Really, this dish is simplicity itself and is ready in 10 minutes.  It’s a classic preparation of fish, lemon and butter, only due to my issues with cow’s dairy, I substitute ghee – all of the flavor of butter, without the lactose or casein.  You can certainly use butter if you prefer, but whatever you do, you should make this dish – it is just delicious.

The pretty purple stuff underneath is a purple cauliflower mash, and it was a great vehicle for the fish.  You could serve this over rice or even mashed potatoes and it would taste very good, although it would look a little…one note.  The cauliflower was a nice contrast and the light, mild flavor complimented the richness of the ghee and the tartness of the lemon really well.  If you don’t care for cauliflower, a winter squash puree – butternut, perhaps? – would be delicious, too.

I used flounder for this dish, which I just love, but you can use any mild, white fish and it will be fine.

Fish Poached in Ghee.
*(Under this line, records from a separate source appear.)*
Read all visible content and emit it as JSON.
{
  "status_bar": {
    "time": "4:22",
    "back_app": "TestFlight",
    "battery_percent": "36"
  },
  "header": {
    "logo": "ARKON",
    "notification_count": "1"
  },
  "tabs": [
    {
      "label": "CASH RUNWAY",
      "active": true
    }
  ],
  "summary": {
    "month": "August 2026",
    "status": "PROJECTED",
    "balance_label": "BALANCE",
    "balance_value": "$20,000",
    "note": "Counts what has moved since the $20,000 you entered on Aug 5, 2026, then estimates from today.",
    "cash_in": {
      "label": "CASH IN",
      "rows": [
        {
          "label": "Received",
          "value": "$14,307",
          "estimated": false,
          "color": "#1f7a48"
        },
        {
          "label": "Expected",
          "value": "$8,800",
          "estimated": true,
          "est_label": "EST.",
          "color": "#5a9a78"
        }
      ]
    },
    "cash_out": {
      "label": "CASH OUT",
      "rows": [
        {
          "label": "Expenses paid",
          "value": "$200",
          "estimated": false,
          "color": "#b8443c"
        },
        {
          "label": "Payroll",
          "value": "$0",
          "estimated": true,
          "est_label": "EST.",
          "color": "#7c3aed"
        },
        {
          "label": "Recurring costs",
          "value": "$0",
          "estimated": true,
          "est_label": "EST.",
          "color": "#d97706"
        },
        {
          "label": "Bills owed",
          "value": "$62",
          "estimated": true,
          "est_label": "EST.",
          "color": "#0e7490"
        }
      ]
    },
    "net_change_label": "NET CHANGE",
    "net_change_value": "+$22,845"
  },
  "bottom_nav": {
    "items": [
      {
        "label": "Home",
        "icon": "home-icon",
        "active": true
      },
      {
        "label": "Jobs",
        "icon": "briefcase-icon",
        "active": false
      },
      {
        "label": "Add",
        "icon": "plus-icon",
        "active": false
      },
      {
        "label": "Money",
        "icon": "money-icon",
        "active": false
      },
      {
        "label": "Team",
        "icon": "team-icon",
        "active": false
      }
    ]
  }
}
A simple combination of lemon butter makes a tangy sauce for mild, white fish.

Click to enlarge

Fish Poached in Ghee
Serves: 2
  • 10 ounces flounder or other mild fish
  • salt and freshly-ground black pepper
  • Old Bay Seasoning
  • 4 tablespoons [url href=”” target=”_blank”]Ghee[/url]
  • 1 tablespoon lemon juice, freshly squeezed
  • finely chopped parsley
  • thinly sliced lemon
  1. Lightly season the fish fillets with the salt, pepper and Old Bay seasoning.
  2. Melt the ghee in a saute pan over low heat; stir in the lemon juice. Add the fish to the pan and spoon the ghee/lemon mixture over the fillets. Cover and cook, turning once, until the fish becomes opaque and flakes easily with a fork, about 10 minutes.
  3. Using a spatula, transfer the fish to two warmed plates. Pour the pan sauce over the fish, and garnish with the parsley and lemon slices. Serve immediately.
  4. Nutrition (per serving): 305 calories, 25.8g total fat, 124.9mg cholesterol, 422.8mg sodium, 241.5mg potassium, <1g carbohydrates, <1g fiber, <1g sugar, 17.9g protein